    3)letting the film get too hot - there is a minor amount of delamination next to the contacts

    I'm curious about using different kinds of films. Would a higher mass film give more lows?

    I used these. Which seems identical to MSI's LDT0. I'm thinking of switching to films that come with either lead attachments or soldering pins w/ heatsinks to avoid delamination.
     
  18. Aaron

    Aaron

    Jun 2, 2001
    Bellingham, WA
    I found this pdf: http://www.contactmicrophones.com/techman.pdf
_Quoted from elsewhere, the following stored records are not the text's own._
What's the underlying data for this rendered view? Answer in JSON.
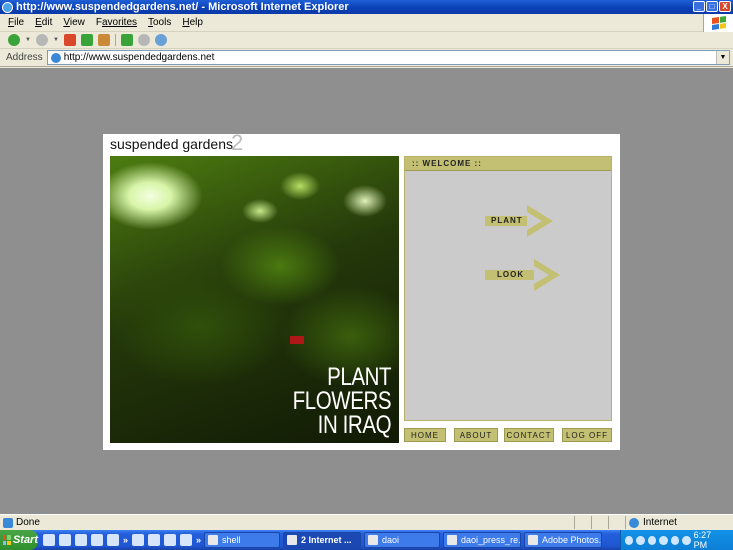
{
  "window": {
    "title": "http://www.suspendedgardens.net/ - Microsoft Internet Explorer",
    "buttons": [
      "_",
      "□",
      "X"
    ]
  },
  "menu": [
    {
      "label": "File",
      "key": "F",
      "rest": "ile"
    },
    {
      "label": "Edit",
      "key": "E",
      "rest": "dit"
    },
    {
      "label": "View",
      "key": "V",
      "rest": "iew"
    },
    {
      "label": "Favorites",
      "key": "F",
      "rest": "avorites"
    },
    {
      "label": "Tools",
      "key": "T",
      "rest": "ools"
    },
    {
      "label": "Help",
      "key": "H",
      "rest": "elp"
    }
  ],
  "address": {
    "label": "Address",
    "url": "http://www.suspendedgardens.net"
  },
  "site": {
    "title": "suspended gardens",
    "title_number": "2",
    "photo_text": [
      "PLANT",
      "FLOWERS",
      "IN IRAQ"
    ],
    "panel_header": ":: WELCOME ::",
    "actions": [
      "PLANT",
      "LOOK"
    ],
    "nav": [
      "HOME",
      "ABOUT",
      "CONTACT",
      "LOG OFF"
    ]
  },
  "status": {
    "text": "Done",
    "zone": "Internet"
  },
  "taskbar": {
    "start": "Start",
    "quick_launch_chevron": "»",
    "tasks": [
      {
        "label": "shell",
        "active": false
      },
      {
        "label": "2 Internet ...",
        "active": true
      },
      {
        "label": "daoi",
        "active": false
      },
      {
        "label": "daoi_press_re...",
        "active": false
      },
      {
        "label": "Adobe Photos...",
        "active": false
      }
    ],
    "clock": "6:27 PM"
  },
  "colors": {
    "panel_bg": "#cbcbcb",
    "accent_olive": "#c3c073",
    "page_bg": "#8f8f8f"
  }
}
    I'm a novice when it comes to electronics - so can anyone explain how capacitance will affect tone? I read that with higher capacitance a buffer might not be necessary - but if I use high capacitance tabs, with a 10 M ohm buffer, I would get even less low frequency roll off than lower capacitance with a 10 M Ohm buffer, right?

    Also there is a figure (fig. 55 on page 47) recommending a fold over method for shielding piezo film for music applications. Would this work with laminated tabs?
     
  19. ckngumbo

    ckngumbo

    Jan 26, 2009
    I have a homemade EUB with a radio shack pizeo.
    I have an electronics surplus store in town and was able to experiment with a lot of different types and sizes elements and for whatever reason the radio shack 273-073 (I think it is) sounds the best.

    My bass is a solid body with a solid bridge that rests on dense foam inside the bass. I think I'm close(r) to the swell and decay of an EUB than a lot of instruments.

    I have the element dipped in plastic (the same stuff as tool handles use) and then lightly wrapped in copper tape as a shield.

    I did notice that if I really smoothed the shielding it pinched the element and I didn't get any responce. I have it mounted on the top of the bridge (upper face) and it sounds really strong. After reading this thread I think I'm going to clamp it into position with a wooden caul, to allow some adjustability, and line it with the cork gasket as mentioned.

    Thanks for the tip!
    Rob Francis